"Phase One" of decorating this house involved painting everything, doing a few small trimwork and "finish" projects (wainscoting in the dining room, new hardware and crown molding for the kitchen cabinets), and buying the "must have" pieces of furniture for our most used rooms. Phase one was a harried few months, involving weekends consumed with trips to the local hardware store, Sherwin-Williams, and hunting for a great room sofa that was not only comfortable, but also good looking and large enough to fill the space.

"Phase Two" will be much slower. It involves all of the finishing touches, filler pieces, and accents. Phase two could be completed rather quickly if money were no object, but reality means that all of the items on my list will be crossed off as I find bargains (or find unexpected money to "splurge".) It's not a terribly lengthy list, and I don't have any certain priority arrangement. I've resigned myself to the fact that it may take quite a while to cross off everything, but I'm certainly enjoying "the hunt."

1. Living room lamps. I found the perfect lamps last summer at Tuesday Morning. They were a relative bargain, but I  had already exhausted my shopping budget at the time, so I didn't pick them up. I've since found the lamps online at prices I am neither willing or able to pay. They are simple and clean lined, and given the popularity of crystal lamps right now, should be easy to find. But, alas, no luck yet:
2. For that same room, I need art and/or a mirror for the wall. I'd love a big silver quatrefoil mirror flanked by a pair of brackets that hold some sort of objet. And a somewhat abstract piece that has a slightly musical theme.

3. For the dining room, a new table and a pair of head chairs. I love the four side chairs I have now, but the current room really needs to seat six, and the 4-foot round table I have just looks too small for the space.
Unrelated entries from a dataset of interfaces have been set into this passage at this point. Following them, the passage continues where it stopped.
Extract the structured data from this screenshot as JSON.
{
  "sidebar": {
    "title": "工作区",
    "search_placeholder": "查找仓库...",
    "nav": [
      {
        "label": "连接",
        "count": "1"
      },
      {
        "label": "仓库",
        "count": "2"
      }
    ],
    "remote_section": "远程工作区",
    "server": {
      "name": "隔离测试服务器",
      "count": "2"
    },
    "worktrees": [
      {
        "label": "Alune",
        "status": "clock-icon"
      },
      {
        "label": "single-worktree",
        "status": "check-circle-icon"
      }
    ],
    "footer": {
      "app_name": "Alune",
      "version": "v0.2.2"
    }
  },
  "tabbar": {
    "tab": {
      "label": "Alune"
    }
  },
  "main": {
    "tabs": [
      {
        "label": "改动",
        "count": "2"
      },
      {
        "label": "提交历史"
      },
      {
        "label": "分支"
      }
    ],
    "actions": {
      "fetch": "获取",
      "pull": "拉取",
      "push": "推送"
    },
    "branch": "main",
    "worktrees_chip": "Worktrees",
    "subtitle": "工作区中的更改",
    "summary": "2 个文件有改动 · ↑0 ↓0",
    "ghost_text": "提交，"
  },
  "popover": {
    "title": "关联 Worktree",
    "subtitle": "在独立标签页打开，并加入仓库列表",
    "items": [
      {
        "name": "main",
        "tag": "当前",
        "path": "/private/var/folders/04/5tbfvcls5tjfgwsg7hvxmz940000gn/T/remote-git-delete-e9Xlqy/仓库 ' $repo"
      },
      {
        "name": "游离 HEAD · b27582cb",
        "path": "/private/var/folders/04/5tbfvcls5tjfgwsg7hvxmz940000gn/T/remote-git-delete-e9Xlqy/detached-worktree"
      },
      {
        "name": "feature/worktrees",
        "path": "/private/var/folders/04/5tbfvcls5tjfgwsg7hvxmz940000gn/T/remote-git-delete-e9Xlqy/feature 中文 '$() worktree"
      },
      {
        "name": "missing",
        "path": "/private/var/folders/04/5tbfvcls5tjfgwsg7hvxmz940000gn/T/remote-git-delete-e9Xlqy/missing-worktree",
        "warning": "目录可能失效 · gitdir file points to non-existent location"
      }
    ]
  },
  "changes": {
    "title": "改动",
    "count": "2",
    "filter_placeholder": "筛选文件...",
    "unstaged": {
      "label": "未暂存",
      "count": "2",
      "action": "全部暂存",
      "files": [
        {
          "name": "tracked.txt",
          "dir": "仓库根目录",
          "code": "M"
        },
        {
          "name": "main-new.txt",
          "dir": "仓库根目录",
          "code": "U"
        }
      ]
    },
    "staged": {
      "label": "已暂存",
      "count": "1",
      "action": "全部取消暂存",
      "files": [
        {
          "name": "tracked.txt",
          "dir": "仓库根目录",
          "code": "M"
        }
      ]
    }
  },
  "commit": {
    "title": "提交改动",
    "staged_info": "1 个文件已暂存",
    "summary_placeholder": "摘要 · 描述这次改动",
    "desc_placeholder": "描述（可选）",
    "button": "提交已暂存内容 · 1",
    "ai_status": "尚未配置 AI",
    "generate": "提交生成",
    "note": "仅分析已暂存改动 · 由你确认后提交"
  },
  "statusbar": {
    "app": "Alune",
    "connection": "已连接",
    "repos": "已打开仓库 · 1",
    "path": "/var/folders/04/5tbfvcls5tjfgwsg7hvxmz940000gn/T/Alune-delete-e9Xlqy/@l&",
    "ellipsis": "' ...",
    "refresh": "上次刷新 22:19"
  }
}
4. Drapes for the living and dining room. I'm thinking something along the line of a Kelly Wearstler Imperial Trellis. Maybe just a solid panel with a band of a similar geometric print on the leading edge. (If only I'd snatched up a few panels of Z Gallerie's "Tango" before they were pulled for copyright infringment!)

5. A pair of chairs for the study. We have a "gaming area" set up on one side of our study where we can indulge our inner child with the latest Wii and Playstation games. A couple of small-scaled leather chairs are in order, and I feel certain I can find those at TJ Maxx or Marshalls when I'm ready. Likewise, the study needs drapes. The walls are a silver-blue, and wood pieces are dark cherry. I currently have an old rug in primarly gold and dark red tones that I would like to keep in that room, but the drapes are going to have to pull all of those colors together.

6. The master bedroom has the largest list of things to buy. It needs new  bookshelves, a chaise lounge, drapery, a chandelier, and some piece of furniture to hide all of the television-related equipment in.

7. For the morning room, we're thinking of a piece of furniture that can serve as a bar, and another pair of comfortable chairs for morning coffee, as well as probably replacing the existing table and chairs.

8. And finally, a whole host of small accessories and art pieces for different places throughout the house.